**WHAT YOU WILL DO:** Could the entries below be retyped exactly and in full?
⟨
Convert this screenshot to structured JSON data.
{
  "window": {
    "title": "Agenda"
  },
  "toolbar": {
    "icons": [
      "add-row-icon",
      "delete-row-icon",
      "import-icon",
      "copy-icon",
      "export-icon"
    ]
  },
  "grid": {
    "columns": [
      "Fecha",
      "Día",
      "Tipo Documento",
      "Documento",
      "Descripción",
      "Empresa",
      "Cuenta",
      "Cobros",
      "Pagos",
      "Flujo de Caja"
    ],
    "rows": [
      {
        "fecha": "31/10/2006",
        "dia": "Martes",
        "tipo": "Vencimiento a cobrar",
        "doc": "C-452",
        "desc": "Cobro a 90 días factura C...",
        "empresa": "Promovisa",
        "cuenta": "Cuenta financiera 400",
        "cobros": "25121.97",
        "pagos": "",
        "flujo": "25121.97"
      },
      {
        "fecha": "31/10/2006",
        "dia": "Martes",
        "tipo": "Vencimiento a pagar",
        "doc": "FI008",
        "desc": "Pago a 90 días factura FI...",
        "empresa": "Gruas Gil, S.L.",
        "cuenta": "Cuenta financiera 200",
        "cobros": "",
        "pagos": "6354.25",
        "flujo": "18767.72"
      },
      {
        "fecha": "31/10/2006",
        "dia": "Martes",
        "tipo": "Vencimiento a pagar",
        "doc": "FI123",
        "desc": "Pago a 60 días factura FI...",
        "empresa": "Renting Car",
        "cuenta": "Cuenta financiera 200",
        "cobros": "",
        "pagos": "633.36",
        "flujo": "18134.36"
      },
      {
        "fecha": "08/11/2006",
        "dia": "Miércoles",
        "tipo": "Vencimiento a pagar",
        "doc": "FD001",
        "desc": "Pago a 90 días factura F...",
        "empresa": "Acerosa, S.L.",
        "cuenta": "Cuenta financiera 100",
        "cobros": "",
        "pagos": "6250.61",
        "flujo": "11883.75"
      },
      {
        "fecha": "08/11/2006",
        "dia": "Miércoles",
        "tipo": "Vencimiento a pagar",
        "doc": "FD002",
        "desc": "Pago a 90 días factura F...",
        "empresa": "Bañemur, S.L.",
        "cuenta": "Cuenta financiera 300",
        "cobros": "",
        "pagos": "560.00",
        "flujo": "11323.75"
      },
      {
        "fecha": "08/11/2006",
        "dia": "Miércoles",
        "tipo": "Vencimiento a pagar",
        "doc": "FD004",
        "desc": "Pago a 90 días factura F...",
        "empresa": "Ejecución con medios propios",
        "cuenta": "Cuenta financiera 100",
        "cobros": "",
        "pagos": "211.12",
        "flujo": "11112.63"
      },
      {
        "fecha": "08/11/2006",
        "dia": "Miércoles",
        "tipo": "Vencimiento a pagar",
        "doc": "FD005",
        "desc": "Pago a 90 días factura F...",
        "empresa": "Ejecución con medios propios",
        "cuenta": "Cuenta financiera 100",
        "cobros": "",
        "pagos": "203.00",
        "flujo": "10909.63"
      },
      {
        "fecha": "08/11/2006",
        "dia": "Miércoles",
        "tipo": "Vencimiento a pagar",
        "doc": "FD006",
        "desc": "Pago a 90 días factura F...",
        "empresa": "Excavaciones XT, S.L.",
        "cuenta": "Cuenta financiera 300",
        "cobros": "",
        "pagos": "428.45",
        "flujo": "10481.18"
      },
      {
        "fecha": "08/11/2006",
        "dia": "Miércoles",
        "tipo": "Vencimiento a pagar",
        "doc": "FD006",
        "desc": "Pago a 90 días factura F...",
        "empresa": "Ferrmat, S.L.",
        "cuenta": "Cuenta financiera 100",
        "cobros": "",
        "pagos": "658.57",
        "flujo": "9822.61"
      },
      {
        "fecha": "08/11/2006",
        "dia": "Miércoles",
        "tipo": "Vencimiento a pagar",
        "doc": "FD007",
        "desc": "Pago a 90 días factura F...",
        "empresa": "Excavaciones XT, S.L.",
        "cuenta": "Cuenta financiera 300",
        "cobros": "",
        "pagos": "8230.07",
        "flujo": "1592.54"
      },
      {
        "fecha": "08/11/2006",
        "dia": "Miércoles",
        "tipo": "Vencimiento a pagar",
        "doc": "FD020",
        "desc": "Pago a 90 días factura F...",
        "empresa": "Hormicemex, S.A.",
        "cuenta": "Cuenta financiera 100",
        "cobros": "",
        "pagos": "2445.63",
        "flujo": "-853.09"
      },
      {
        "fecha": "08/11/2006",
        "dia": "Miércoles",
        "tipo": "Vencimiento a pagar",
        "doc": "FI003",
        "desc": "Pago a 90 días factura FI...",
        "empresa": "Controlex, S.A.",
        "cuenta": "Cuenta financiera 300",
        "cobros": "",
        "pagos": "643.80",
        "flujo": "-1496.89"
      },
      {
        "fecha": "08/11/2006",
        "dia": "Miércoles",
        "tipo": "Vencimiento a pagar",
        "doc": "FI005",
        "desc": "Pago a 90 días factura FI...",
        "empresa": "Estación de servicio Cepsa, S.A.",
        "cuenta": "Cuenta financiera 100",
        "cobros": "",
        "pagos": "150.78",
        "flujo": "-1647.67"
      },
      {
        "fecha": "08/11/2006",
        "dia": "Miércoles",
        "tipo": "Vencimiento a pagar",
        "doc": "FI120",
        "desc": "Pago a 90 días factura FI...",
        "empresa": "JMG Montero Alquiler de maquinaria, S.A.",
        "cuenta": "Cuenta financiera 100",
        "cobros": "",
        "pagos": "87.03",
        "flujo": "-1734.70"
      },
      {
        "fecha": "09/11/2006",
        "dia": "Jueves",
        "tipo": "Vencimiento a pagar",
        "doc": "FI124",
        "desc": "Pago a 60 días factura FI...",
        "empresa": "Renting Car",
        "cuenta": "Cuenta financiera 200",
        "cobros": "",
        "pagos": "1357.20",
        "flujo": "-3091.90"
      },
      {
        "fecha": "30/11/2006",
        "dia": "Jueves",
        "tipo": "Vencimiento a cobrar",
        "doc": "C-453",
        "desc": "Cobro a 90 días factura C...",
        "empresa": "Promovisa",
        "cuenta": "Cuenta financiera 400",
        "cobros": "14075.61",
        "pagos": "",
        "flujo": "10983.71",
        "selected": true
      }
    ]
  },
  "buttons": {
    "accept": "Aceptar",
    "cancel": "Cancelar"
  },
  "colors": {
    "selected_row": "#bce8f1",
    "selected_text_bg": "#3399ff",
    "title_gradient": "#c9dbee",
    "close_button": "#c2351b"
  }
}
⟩
**REPLY TO THE TASK:**
Convert this screenshot to structured JSON data.
{
  "window": {
    "title": "Agenda"
  },
  "toolbar": {
    "icons": [
      "add-row-icon",
      "delete-row-icon",
      "import-icon",
      "copy-icon",
      "export-icon"
    ]
  },
  "grid": {
    "columns": [
      "Fecha",
      "Día",
      "Tipo Documento",
      "Documento",
      "Descripción",
      "Empresa",
      "Cuenta",
      "Cobros",
      "Pagos",
      "Flujo de Caja"
    ],
    "rows": [
      {
        "fecha": "31/10/2006",
        "dia": "Martes",
        "tipo": "Vencimiento a cobrar",
        "doc": "C-452",
        "desc": "Cobro a 90 días factura C...",
        "empresa": "Promovisa",
        "cuenta": "Cuenta financiera 400",
        "cobros": "25121.97",
        "pagos": "",
        "flujo": "25121.97"
      },
      {
        "fecha": "31/10/2006",
        "dia": "Martes",
        "tipo": "Vencimiento a pagar",
        "doc": "FI008",
        "desc": "Pago a 90 días factura FI...",
        "empresa": "Gruas Gil, S.L.",
        "cuenta": "Cuenta financiera 200",
        "cobros": "",
        "pagos": "6354.25",
        "flujo": "18767.72"
      },
      {
        "fecha": "31/10/2006",
        "dia": "Martes",
        "tipo": "Vencimiento a pagar",
        "doc": "FI123",
        "desc": "Pago a 60 días factura FI...",
        "empresa": "Renting Car",
        "cuenta": "Cuenta financiera 200",
        "cobros": "",
        "pagos": "633.36",
        "flujo": "18134.36"
      },
      {
        "fecha": "08/11/2006",
        "dia": "Miércoles",
        "tipo": "Vencimiento a pagar",
        "doc": "FD001",
        "desc": "Pago a 90 días factura F...",
        "empresa": "Acerosa, S.L.",
        "cuenta": "Cuenta financiera 100",
        "cobros": "",
        "pagos": "6250.61",
        "flujo": "11883.75"
      },
      {
        "fecha": "08/11/2006",
        "dia": "Miércoles",
        "tipo": "Vencimiento a pagar",
        "doc": "FD002",
        "desc": "Pago a 90 días factura F...",
        "empresa": "Bañemur, S.L.",
        "cuenta": "Cuenta financiera 300",
        "cobros": "",
        "pagos": "560.00",
        "flujo": "11323.75"
      },
      {
        "fecha": "08/11/2006",
        "dia": "Miércoles",
        "tipo": "Vencimiento a pagar",
        "doc": "FD004",
        "desc": "Pago a 90 días factura F...",
        "empresa": "Ejecución con medios propios",
        "cuenta": "Cuenta financiera 100",
        "cobros": "",
        "pagos": "211.12",
        "flujo": "11112.63"
      },
      {
        "fecha": "08/11/2006",
        "dia": "Miércoles",
        "tipo": "Vencimiento a pagar",
        "doc": "FD005",
        "desc": "Pago a 90 días factura F...",
        "empresa": "Ejecución con medios propios",
        "cuenta": "Cuenta financiera 100",
        "cobros": "",
        "pagos": "203.00",
        "flujo": "10909.63"
      },
      {
        "fecha": "08/11/2006",
        "dia": "Miércoles",
        "tipo": "Vencimiento a pagar",
        "doc": "FD006",
        "desc": "Pago a 90 días factura F...",
        "empresa": "Excavaciones XT, S.L.",
        "cuenta": "Cuenta financiera 300",
        "cobros": "",
        "pagos": "428.45",
        "flujo": "10481.18"
      },
      {
        "fecha": "08/11/2006",
        "dia": "Miércoles",
        "tipo": "Vencimiento a pagar",
        "doc": "FD006",
        "desc": "Pago a 90 días factura F...",
        "empresa": "Ferrmat, S.L.",
        "cuenta": "Cuenta financiera 100",
        "cobros": "",
        "pagos": "658.57",
        "flujo": "9822.61"
      },
      {
        "fecha": "08/11/2006",
        "dia": "Miércoles",
        "tipo": "Vencimiento a pagar",
        "doc": "FD007",
        "desc": "Pago a 90 días factura F...",
        "empresa": "Excavaciones XT, S.L.",
        "cuenta": "Cuenta financiera 300",
        "cobros": "",
        "pagos": "8230.07",
        "flujo": "1592.54"
      },
      {
        "fecha": "08/11/2006",
        "dia": "Miércoles",
        "tipo": "Vencimiento a pagar",
        "doc": "FD020",
        "desc": "Pago a 90 días factura F...",
        "empresa": "Hormicemex, S.A.",
        "cuenta": "Cuenta financiera 100",
        "cobros": "",
        "pagos": "2445.63",
        "flujo": "-853.09"
      },
      {
        "fecha": "08/11/2006",
        "dia": "Miércoles",
        "tipo": "Vencimiento a pagar",
        "doc": "FI003",
        "desc": "Pago a 90 días factura FI...",
        "empresa": "Controlex, S.A.",
        "cuenta": "Cuenta financiera 300",
        "cobros": "",
        "pagos": "643.80",
        "flujo": "-1496.89"
      },
      {
        "fecha": "08/11/2006",
        "dia": "Miércoles",
        "tipo": "Vencimiento a pagar",
        "doc": "FI005",
        "desc": "Pago a 90 días factura FI...",
        "empresa": "Estación de servicio Cepsa, S.A.",
        "cuenta": "Cuenta financiera 100",
        "cobros": "",
        "pagos": "150.78",
        "flujo": "-1647.67"
      },
      {
        "fecha": "08/11/2006",
        "dia": "Miércoles",
        "tipo": "Vencimiento a pagar",
        "doc": "FI120",
        "desc": "Pago a 90 días factura FI...",
        "empresa": "JMG Montero Alquiler de maquinaria, S.A.",
        "cuenta": "Cuenta financiera 100",
        "cobros": "",
        "pagos": "87.03",
        "flujo": "-1734.70"
      },
      {
        "fecha": "09/11/2006",
        "dia": "Jueves",
        "tipo": "Vencimiento a pagar",
        "doc": "FI124",
        "desc": "Pago a 60 días factura FI...",
        "empresa": "Renting Car",
        "cuenta": "Cuenta financiera 200",
        "cobros": "",
        "pagos": "1357.20",
        "flujo": "-3091.90"
      },
      {
        "fecha": "30/11/2006",
        "dia": "Jueves",
        "tipo": "Vencimiento a cobrar",
        "doc": "C-453",
        "desc": "Cobro a 90 días factura C...",
        "empresa": "Promovisa",
        "cuenta": "Cuenta financiera 400",
        "cobros": "14075.61",
        "pagos": "",
        "flujo": "10983.71",
        "selected": true
      }
    ]
  },
  "buttons": {
    "accept": "Aceptar",
    "cancel": "Cancelar"
  },
  "colors": {
    "selected_row": "#bce8f1",
    "selected_text_bg": "#3399ff",
    "title_gradient": "#c9dbee",
    "close_button": "#c2351b"
  }
}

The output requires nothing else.